Those facts of language that have not been learned, either on the basis of frequency or on the basis of formal language teaching, are the most forceful in this respect. And there are a great many of them around. All it takes to spot them is a keen eye. Let me give a few examples. Levinson and other pragmaticists have tried to explain sentence-internal anaphora on the basis of what looks like a sophisticated theory of pragmatic principles. Yet the well-known and glaring fact that in a sentence like While he stood on the balcony, John’s room was being cleaned the pronoun he and the proper name John can effortlessly be interpreted as being co-referential, whereas this is not possible in He stood on the balcony while John’s room was being cleaned, is, in the pragmatic literature, systematically ignored or buried under such a mass of (quasi-)technical detail that the point itself gets lost. The point is, of course, that in non-reflexive sentence-internal anaphora the antecedent has to either precede the anaphor or, if it doesn’t, to occur in a higher clause than the anaphor. (This principle is commonly presented as “the antecedent has to either precede or C-command the anaphor”, but I find that rule too restricted, in view of sentences like the ones given above or While he stood on the balcony, it occurred to John that theoretical linguistics is in a mess, where the antecedent John does not C-command the anaphor he while the two can still be co-referential.) The reason for the pragmaticists’ reticence in this regard is clear: no pragmatic principle will be capable of accounting for this otherwise well-known fact. The explanation lies in a principle of grammatical structure. And this principle must be universal, as language learners are not taught it formally (it occurs in no foreign language textbook) nor are they in a position to abstract it from linguistic input on the basis of frequency. Moreover, speakers of a totally different language with only a little knowledge of English are immediately sensitive to this particular difference in anaphoric power.

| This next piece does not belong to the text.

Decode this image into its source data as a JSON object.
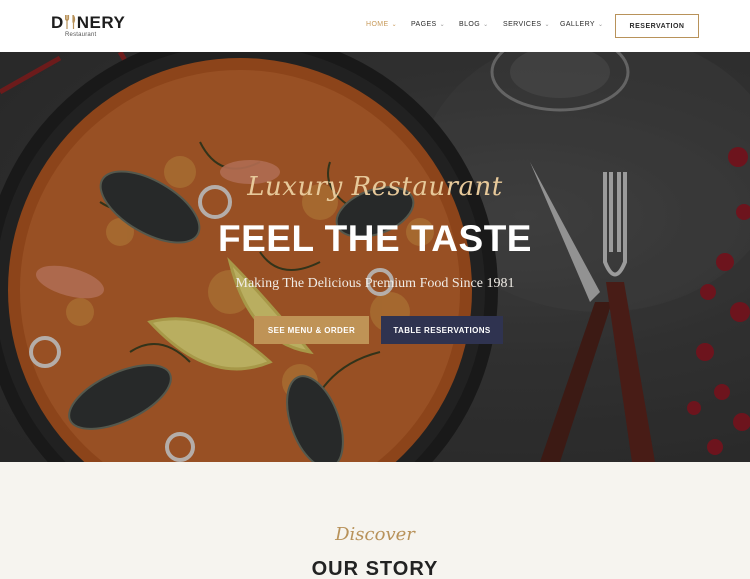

Or take another example, of the same nature. No pragmatic theory or principle based on communicative strategies is capable of explaining why the following two sentences differ in meaning the way they do: I didn’t force myself. You did! versus I didn’t force me. You did! (both with heavy contrastive accent on I and you). The linguistic explanation is obvious. Let the first sentence be based on a semantic analysis in the terms of  ‘the x such that x forced x is not ME but YOU’ and the second on a semantic analysis like ‘the x such that x forced me is not ME but YOU’. In the former there is reflexivity in ‘x forced x’ (or: ‘x self-forced’), in the latter there is no reflexivity. The did in the first case stands for ‘you forced yourself’, whereas in the second case it stands for ‘you forced me’. Of course, this requires quite a bit of grammatical and semantic theory and analysis, but that is what we are linguists for. Pragmaticists, who see such examples coming, are therefore averse to any form of what they call ‘abstract’ grammatical theorizing, but there is no other way to account for such cases. Again, this difference is neither taught nor acquired by frequency. We have it in our minds as if it were an inbuilt linguistic a priori. If you want more examples of this nature, just look up my first blog, on Mickey Mouse linguistics, as the frequency fans are guilty of the same neglect of unwelcome essential facts.

So it’s the old story again. One starts off with a minimalist hypothesis, in this case the pragmaticists’ hypothesis, only to find that the facts force one to enrich the hypothesis, in this case in such a way that grammatical structure and inbuilt linguistic a prioris, i.e. language universals, must be taken into account. We had the same with behaviourism in psychology. One started off with the minimalist hypothesis that all behaviour is conditioned, one way or another, by external stimuli, only to find out that careful observation of behaviour shows that this hypothesis was insufficient and had to be enriched with the assumption of a mind capable of carrying out computations: the well-known paradigm shift from behaviourism to cognitive science. It seems about time we do the same with regard to the pragmaticist paradigm, which is too poor, and shift to a richer, more ‘abstract’, paradigm which takes linguistic formalisms and linguistic a prioris into account.